Dataset rows for apps and sites:
◆ ◆ ◆ ◆ ◆

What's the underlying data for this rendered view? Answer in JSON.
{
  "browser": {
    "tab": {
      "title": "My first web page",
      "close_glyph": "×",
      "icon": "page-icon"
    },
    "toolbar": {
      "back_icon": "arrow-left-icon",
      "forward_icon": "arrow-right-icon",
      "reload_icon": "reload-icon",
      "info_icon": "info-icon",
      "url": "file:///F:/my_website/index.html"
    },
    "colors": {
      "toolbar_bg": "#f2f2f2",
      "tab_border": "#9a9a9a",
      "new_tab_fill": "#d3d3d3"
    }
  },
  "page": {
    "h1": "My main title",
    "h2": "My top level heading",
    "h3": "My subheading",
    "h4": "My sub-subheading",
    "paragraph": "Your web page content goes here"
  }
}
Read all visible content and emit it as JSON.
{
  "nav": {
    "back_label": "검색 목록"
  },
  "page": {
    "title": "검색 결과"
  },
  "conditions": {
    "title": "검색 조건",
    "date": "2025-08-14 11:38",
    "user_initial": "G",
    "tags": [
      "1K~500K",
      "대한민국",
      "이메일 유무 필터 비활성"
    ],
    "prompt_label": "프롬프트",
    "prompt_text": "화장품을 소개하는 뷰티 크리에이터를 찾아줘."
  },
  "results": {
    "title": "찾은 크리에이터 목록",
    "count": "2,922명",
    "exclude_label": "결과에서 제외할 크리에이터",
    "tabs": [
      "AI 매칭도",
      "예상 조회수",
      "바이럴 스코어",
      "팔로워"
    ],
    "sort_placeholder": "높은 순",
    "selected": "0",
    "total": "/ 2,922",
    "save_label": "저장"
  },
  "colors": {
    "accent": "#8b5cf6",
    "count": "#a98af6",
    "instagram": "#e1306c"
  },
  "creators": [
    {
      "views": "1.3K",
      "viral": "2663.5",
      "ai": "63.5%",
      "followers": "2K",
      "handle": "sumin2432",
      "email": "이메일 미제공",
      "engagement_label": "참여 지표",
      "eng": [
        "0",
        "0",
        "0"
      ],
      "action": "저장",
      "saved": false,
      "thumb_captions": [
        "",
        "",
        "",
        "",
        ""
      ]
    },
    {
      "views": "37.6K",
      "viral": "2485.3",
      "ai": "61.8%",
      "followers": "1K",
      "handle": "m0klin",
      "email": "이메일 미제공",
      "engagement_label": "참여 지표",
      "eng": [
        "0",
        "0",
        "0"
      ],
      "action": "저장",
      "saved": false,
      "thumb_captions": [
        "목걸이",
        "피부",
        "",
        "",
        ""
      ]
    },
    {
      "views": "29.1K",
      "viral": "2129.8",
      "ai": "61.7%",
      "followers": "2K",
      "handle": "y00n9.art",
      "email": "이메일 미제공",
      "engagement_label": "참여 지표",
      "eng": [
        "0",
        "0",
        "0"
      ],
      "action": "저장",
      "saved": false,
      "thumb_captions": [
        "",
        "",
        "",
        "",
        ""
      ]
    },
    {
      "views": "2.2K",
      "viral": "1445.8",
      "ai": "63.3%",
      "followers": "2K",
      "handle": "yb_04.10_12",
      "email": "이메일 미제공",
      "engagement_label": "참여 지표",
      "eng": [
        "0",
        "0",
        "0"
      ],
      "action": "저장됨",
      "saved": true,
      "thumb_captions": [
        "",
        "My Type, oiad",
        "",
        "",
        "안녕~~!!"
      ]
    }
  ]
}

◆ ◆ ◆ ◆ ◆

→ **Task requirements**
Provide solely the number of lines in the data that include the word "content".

→ **Exercise response**
2